Exercise objective:
Copy each line below exactly and leave the pictures out.

Exercise inputs:
╔══

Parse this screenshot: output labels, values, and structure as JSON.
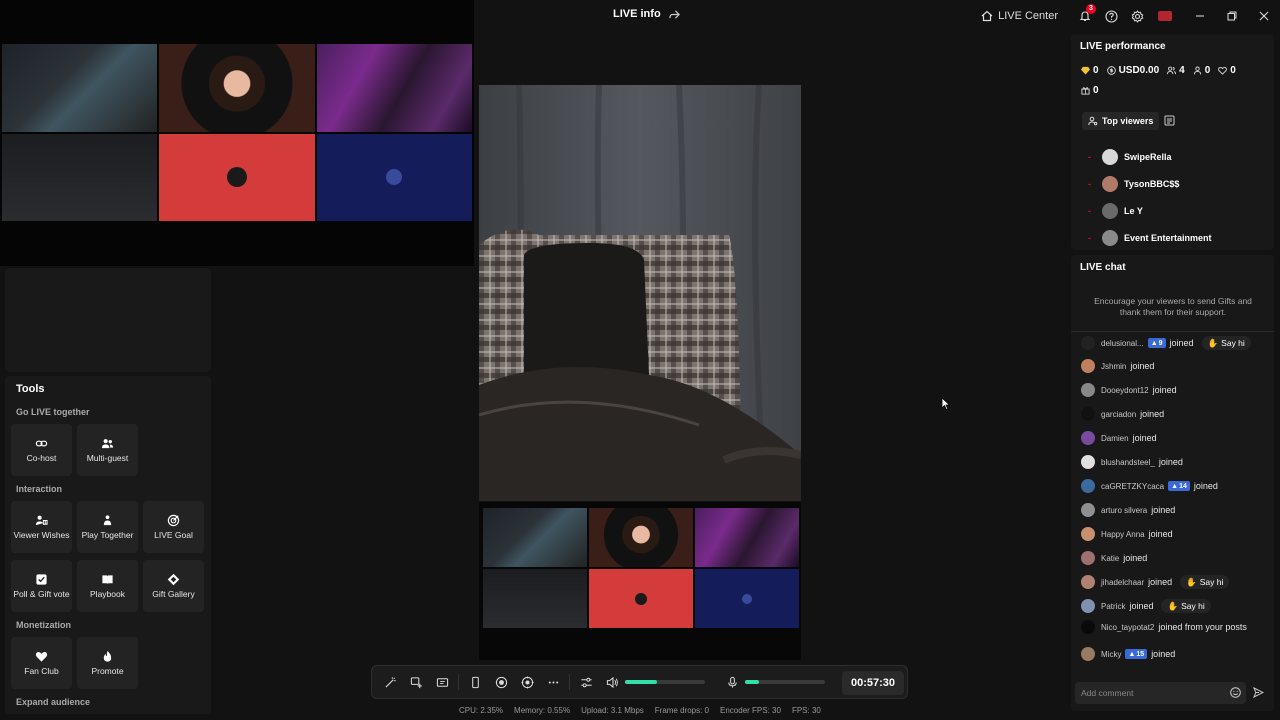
{
  "header": {
    "title": "LIVE info",
    "live_center": "LIVE Center",
    "notification_count": "3"
  },
  "tools": {
    "title": "Tools",
    "sections": {
      "go_live_together": "Go LIVE together",
      "interaction": "Interaction",
      "monetization": "Monetization",
      "expand_audience": "Expand audience"
    },
    "cohost": "Co-host",
    "multiguest": "Multi-guest",
    "viewer_wishes": "Viewer Wishes",
    "play_together": "Play Together",
    "live_goal": "LIVE Goal",
    "poll_gift_vote": "Poll & Gift vote",
    "playbook": "Playbook",
    "gift_gallery": "Gift Gallery",
    "fan_club": "Fan Club",
    "promote": "Promote"
  },
  "controls": {
    "timer": "00:57:30",
    "volume_level": 0.4,
    "mic_level": 0.18
  },
  "stats": {
    "cpu": "CPU:  2.35%",
    "memory": "Memory:  0.55%",
    "upload": "Upload:  3.1 Mbps",
    "frame_drops": "Frame drops:  0",
    "encoder_fps": "Encoder FPS:  30",
    "fps": "FPS:  30"
  },
  "performance": {
    "title": "LIVE performance",
    "diamonds": "0",
    "usd": "USD0.00",
    "viewers": "4",
    "new_followers": "0",
    "likes": "0",
    "gifts": "0",
    "top_viewers_tab": "Top viewers",
    "top_viewers": [
      {
        "rank": "-",
        "name": "SwipeRella",
        "color": "#d8d8d8"
      },
      {
        "rank": "-",
        "name": "TysonBBC$$",
        "color": "#b07a6a"
      },
      {
        "rank": "-",
        "name": "Le Y",
        "color": "#6a6a6a"
      },
      {
        "rank": "-",
        "name": "Event Entertainment",
        "color": "#8a8a8a"
      }
    ]
  },
  "chat": {
    "title": "LIVE chat",
    "hint": "Encourage your viewers to send Gifts and thank them for their support.",
    "say_hi": "Say hi",
    "placeholder": "Add comment",
    "messages": [
      {
        "user": "delusional...",
        "level": "9",
        "text": "joined",
        "say_hi": true,
        "color": "#222"
      },
      {
        "user": "Jshmin",
        "text": "joined",
        "color": "#c08060"
      },
      {
        "user": "Dooeydont12",
        "text": "joined",
        "color": "#888"
      },
      {
        "user": "garciadon",
        "text": "joined",
        "color": "#111"
      },
      {
        "user": "Damien",
        "text": "joined",
        "color": "#7a4aa0"
      },
      {
        "user": "blushandsteel_",
        "text": "joined",
        "color": "#e0e0e0"
      },
      {
        "user": "caGRETZKYcaca",
        "level": "14",
        "text": "joined",
        "color": "#3a6aa0"
      },
      {
        "user": "arturo silvera",
        "text": "joined",
        "color": "#909090"
      },
      {
        "user": "Happy Anna",
        "text": "joined",
        "color": "#c89070"
      },
      {
        "user": "Katie",
        "text": "joined",
        "color": "#a07070"
      },
      {
        "user": "jihadelchaar",
        "text": "joined",
        "say_hi": true,
        "color": "#b08070"
      },
      {
        "user": "Patrick",
        "text": "joined",
        "say_hi": true,
        "color": "#8090b0"
      },
      {
        "user": "Nico_taypotat2",
        "text": "joined from your posts",
        "color": "#0a0a0a"
      },
      {
        "user": "Micky",
        "level": "15",
        "text": "joined",
        "color": "#9a7a60"
      }
    ]
  }
}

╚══

Exercise output:
Parse this screenshot: output labels, values, and structure as JSON.
{
  "header": {
    "title": "LIVE info",
    "live_center": "LIVE Center",
    "notification_count": "3"
  },
  "tools": {
    "title": "Tools",
    "sections": {
      "go_live_together": "Go LIVE together",
      "interaction": "Interaction",
      "monetization": "Monetization",
      "expand_audience": "Expand audience"
    },
    "cohost": "Co-host",
    "multiguest": "Multi-guest",
    "viewer_wishes": "Viewer Wishes",
    "play_together": "Play Together",
    "live_goal": "LIVE Goal",
    "poll_gift_vote": "Poll & Gift vote",
    "playbook": "Playbook",
    "gift_gallery": "Gift Gallery",
    "fan_club": "Fan Club",
    "promote": "Promote"
  },
  "controls": {
    "timer": "00:57:30",
    "volume_level": 0.4,
    "mic_level": 0.18
  },
  "stats": {
    "cpu": "CPU:  2.35%",
    "memory": "Memory:  0.55%",
    "upload": "Upload:  3.1 Mbps",
    "frame_drops": "Frame drops:  0",
    "encoder_fps": "Encoder FPS:  30",
    "fps": "FPS:  30"
  },
  "performance": {
    "title": "LIVE performance",
    "diamonds": "0",
    "usd": "USD0.00",
    "viewers": "4",
    "new_followers": "0",
    "likes": "0",
    "gifts": "0",
    "top_viewers_tab": "Top viewers",
    "top_viewers": [
      {
        "rank": "-",
        "name": "SwipeRella",
        "color": "#d8d8d8"
      },
      {
        "rank": "-",
        "name": "TysonBBC$$",
        "color": "#b07a6a"
      },
      {
        "rank": "-",
        "name": "Le Y",
        "color": "#6a6a6a"
      },
      {
        "rank": "-",
        "name": "Event Entertainment",
        "color": "#8a8a8a"
      }
    ]
  },
  "chat": {
    "title": "LIVE chat",
    "hint": "Encourage your viewers to send Gifts and thank them for their support.",
    "say_hi": "Say hi",
    "placeholder": "Add comment",
    "messages": [
      {
        "user": "delusional...",
        "level": "9",
        "text": "joined",
        "say_hi": true,
        "color": "#222"
      },
      {
        "user": "Jshmin",
        "text": "joined",
        "color": "#c08060"
      },
      {
        "user": "Dooeydont12",
        "text": "joined",
        "color": "#888"
      },
      {
        "user": "garciadon",
        "text": "joined",
        "color": "#111"
      },
      {
        "user": "Damien",
        "text": "joined",
        "color": "#7a4aa0"
      },
      {
        "user": "blushandsteel_",
        "text": "joined",
        "color": "#e0e0e0"
      },
      {
        "user": "caGRETZKYcaca",
        "level": "14",
        "text": "joined",
        "color": "#3a6aa0"
      },
      {
        "user": "arturo silvera",
        "text": "joined",
        "color": "#909090"
      },
      {
        "user": "Happy Anna",
        "text": "joined",
        "color": "#c89070"
      },
      {
        "user": "Katie",
        "text": "joined",
        "color": "#a07070"
      },
      {
        "user": "jihadelchaar",
        "text": "joined",
        "say_hi": true,
        "color": "#b08070"
      },
      {
        "user": "Patrick",
        "text": "joined",
        "say_hi": true,
        "color": "#8090b0"
      },
      {
        "user": "Nico_taypotat2",
        "text": "joined from your posts",
        "color": "#0a0a0a"
      },
      {
        "user": "Micky",
        "level": "15",
        "text": "joined",
        "color": "#9a7a60"
      }
    ]
  }
}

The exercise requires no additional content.